Could the data below be retyped exactly, without its pictures?

· · ·

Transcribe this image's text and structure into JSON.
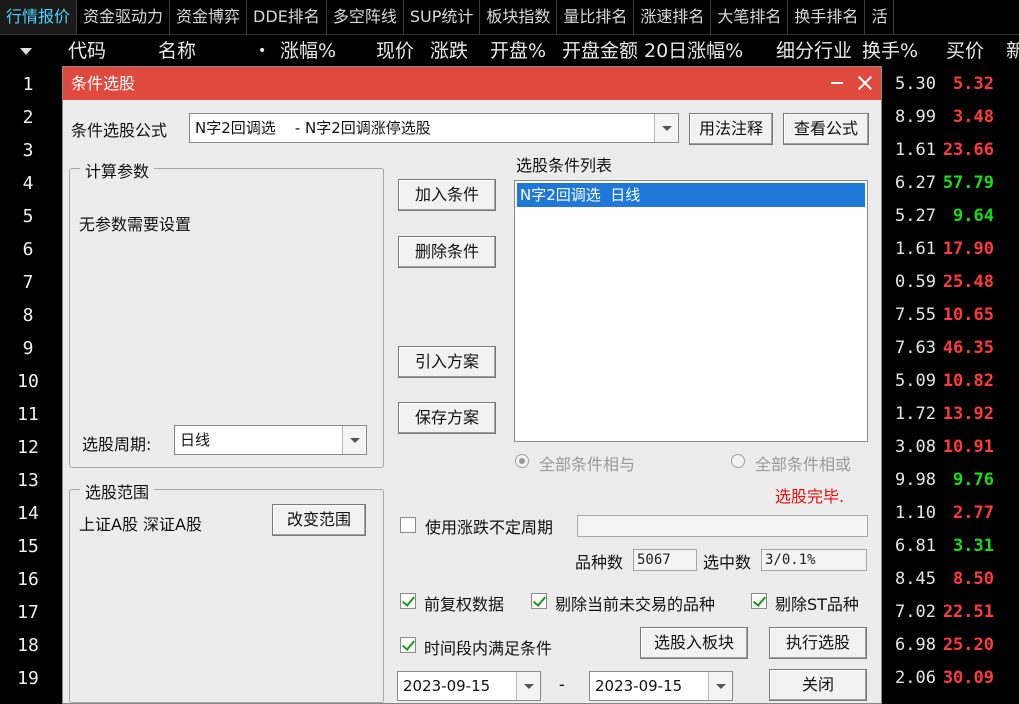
{
  "tabs": [
    "行情报价",
    "资金驱动力",
    "资金博弈",
    "DDE排名",
    "多空阵线",
    "SUP统计",
    "板块指数",
    "量比排名",
    "涨速排名",
    "大笔排名",
    "换手排名",
    "活"
  ],
  "columns": [
    "代码",
    "名称",
    "•",
    "涨幅%",
    "现价",
    "涨跌",
    "开盘%",
    "开盘金额",
    "20日涨幅%",
    "细分行业",
    "换手%",
    "买价",
    "新"
  ],
  "rows": [
    {
      "num": "1",
      "price": "5.30",
      "pct": "5.32",
      "color": "red"
    },
    {
      "num": "2",
      "price": "8.99",
      "pct": "3.48",
      "color": "red"
    },
    {
      "num": "3",
      "price": "1.61",
      "pct": "23.66",
      "color": "red"
    },
    {
      "num": "4",
      "price": "6.27",
      "pct": "57.79",
      "color": "green"
    },
    {
      "num": "5",
      "price": "5.27",
      "pct": "9.64",
      "color": "green"
    },
    {
      "num": "6",
      "price": "1.61",
      "pct": "17.90",
      "color": "red"
    },
    {
      "num": "7",
      "price": "0.59",
      "pct": "25.48",
      "color": "red"
    },
    {
      "num": "8",
      "price": "7.55",
      "pct": "10.65",
      "color": "red"
    },
    {
      "num": "9",
      "price": "7.63",
      "pct": "46.35",
      "color": "red"
    },
    {
      "num": "10",
      "price": "5.09",
      "pct": "10.82",
      "color": "red"
    },
    {
      "num": "11",
      "price": "1.72",
      "pct": "13.92",
      "color": "red"
    },
    {
      "num": "12",
      "price": "3.08",
      "pct": "10.91",
      "color": "red"
    },
    {
      "num": "13",
      "price": "9.98",
      "pct": "9.76",
      "color": "green"
    },
    {
      "num": "14",
      "price": "1.10",
      "pct": "2.77",
      "color": "red"
    },
    {
      "num": "15",
      "price": "6.81",
      "pct": "3.31",
      "color": "green"
    },
    {
      "num": "16",
      "price": "8.45",
      "pct": "8.50",
      "color": "red"
    },
    {
      "num": "17",
      "price": "7.02",
      "pct": "22.51",
      "color": "red"
    },
    {
      "num": "18",
      "price": "6.98",
      "pct": "25.20",
      "color": "red"
    },
    {
      "num": "19",
      "price": "2.06",
      "pct": "30.09",
      "color": "red"
    }
  ],
  "dialog": {
    "title": "条件选股",
    "formula_label": "条件选股公式",
    "formula_value": "N字2回调选    - N字2回调涨停选股",
    "usage_button": "用法注释",
    "view_button": "查看公式",
    "params_group": "计算参数",
    "params_text": "无参数需要设置",
    "period_label": "选股周期:",
    "period_value": "日线",
    "range_group": "选股范围",
    "range_text": "上证A股 深证A股",
    "change_range_button": "改变范围",
    "add_button": "加入条件",
    "delete_button": "删除条件",
    "import_button": "引入方案",
    "save_button": "保存方案",
    "cond_list_label": "选股条件列表",
    "cond_item": "N字2回调选  日线",
    "radio_and": "全部条件相与",
    "radio_or": "全部条件相或",
    "status": "选股完毕.",
    "use_period_label": "使用涨跌不定周期",
    "count_label": "品种数",
    "count_value": "5067",
    "selected_label": "选中数",
    "selected_value": "3/0.1%",
    "chk_fq": "前复权数据",
    "chk_notrade": "剔除当前未交易的品种",
    "chk_st": "剔除ST品种",
    "chk_timespan": "时间段内满足条件",
    "to_block_button": "选股入板块",
    "exec_button": "执行选股",
    "date_start": "2023-09-15",
    "date_sep": "-",
    "date_end": "2023-09-15",
    "close_button": "关闭"
  },
  "colors": {
    "accent_title": "#e04a3e",
    "up": "#ff3a3a",
    "down": "#14e014",
    "selection": "#1e78d8"
  }
}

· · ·

Exercise answer:
Transcribe this image's text and structure into JSON.
{
  "tabs": [
    "行情报价",
    "资金驱动力",
    "资金博弈",
    "DDE排名",
    "多空阵线",
    "SUP统计",
    "板块指数",
    "量比排名",
    "涨速排名",
    "大笔排名",
    "换手排名",
    "活"
  ],
  "columns": [
    "代码",
    "名称",
    "•",
    "涨幅%",
    "现价",
    "涨跌",
    "开盘%",
    "开盘金额",
    "20日涨幅%",
    "细分行业",
    "换手%",
    "买价",
    "新"
  ],
  "rows": [
    {
      "num": "1",
      "price": "5.30",
      "pct": "5.32",
      "color": "red"
    },
    {
      "num": "2",
      "price": "8.99",
      "pct": "3.48",
      "color": "red"
    },
    {
      "num": "3",
      "price": "1.61",
      "pct": "23.66",
      "color": "red"
    },
    {
      "num": "4",
      "price": "6.27",
      "pct": "57.79",
      "color": "green"
    },
    {
      "num": "5",
      "price": "5.27",
      "pct": "9.64",
      "color": "green"
    },
    {
      "num": "6",
      "price": "1.61",
      "pct": "17.90",
      "color": "red"
    },
    {
      "num": "7",
      "price": "0.59",
      "pct": "25.48",
      "color": "red"
    },
    {
      "num": "8",
      "price": "7.55",
      "pct": "10.65",
      "color": "red"
    },
    {
      "num": "9",
      "price": "7.63",
      "pct": "46.35",
      "color": "red"
    },
    {
      "num": "10",
      "price": "5.09",
      "pct": "10.82",
      "color": "red"
    },
    {
      "num": "11",
      "price": "1.72",
      "pct": "13.92",
      "color": "red"
    },
    {
      "num": "12",
      "price": "3.08",
      "pct": "10.91",
      "color": "red"
    },
    {
      "num": "13",
      "price": "9.98",
      "pct": "9.76",
      "color": "green"
    },
    {
      "num": "14",
      "price": "1.10",
      "pct": "2.77",
      "color": "red"
    },
    {
      "num": "15",
      "price": "6.81",
      "pct": "3.31",
      "color": "green"
    },
    {
      "num": "16",
      "price": "8.45",
      "pct": "8.50",
      "color": "red"
    },
    {
      "num": "17",
      "price": "7.02",
      "pct": "22.51",
      "color": "red"
    },
    {
      "num": "18",
      "price": "6.98",
      "pct": "25.20",
      "color": "red"
    },
    {
      "num": "19",
      "price": "2.06",
      "pct": "30.09",
      "color": "red"
    }
  ],
  "dialog": {
    "title": "条件选股",
    "formula_label": "条件选股公式",
    "formula_value": "N字2回调选    - N字2回调涨停选股",
    "usage_button": "用法注释",
    "view_button": "查看公式",
    "params_group": "计算参数",
    "params_text": "无参数需要设置",
    "period_label": "选股周期:",
    "period_value": "日线",
    "range_group": "选股范围",
    "range_text": "上证A股 深证A股",
    "change_range_button": "改变范围",
    "add_button": "加入条件",
    "delete_button": "删除条件",
    "import_button": "引入方案",
    "save_button": "保存方案",
    "cond_list_label": "选股条件列表",
    "cond_item": "N字2回调选  日线",
    "radio_and": "全部条件相与",
    "radio_or": "全部条件相或",
    "status": "选股完毕.",
    "use_period_label": "使用涨跌不定周期",
    "count_label": "品种数",
    "count_value": "5067",
    "selected_label": "选中数",
    "selected_value": "3/0.1%",
    "chk_fq": "前复权数据",
    "chk_notrade": "剔除当前未交易的品种",
    "chk_st": "剔除ST品种",
    "chk_timespan": "时间段内满足条件",
    "to_block_button": "选股入板块",
    "exec_button": "执行选股",
    "date_start": "2023-09-15",
    "date_sep": "-",
    "date_end": "2023-09-15",
    "close_button": "关闭"
  },
  "colors": {
    "accent_title": "#e04a3e",
    "up": "#ff3a3a",
    "down": "#14e014",
    "selection": "#1e78d8"
  }
}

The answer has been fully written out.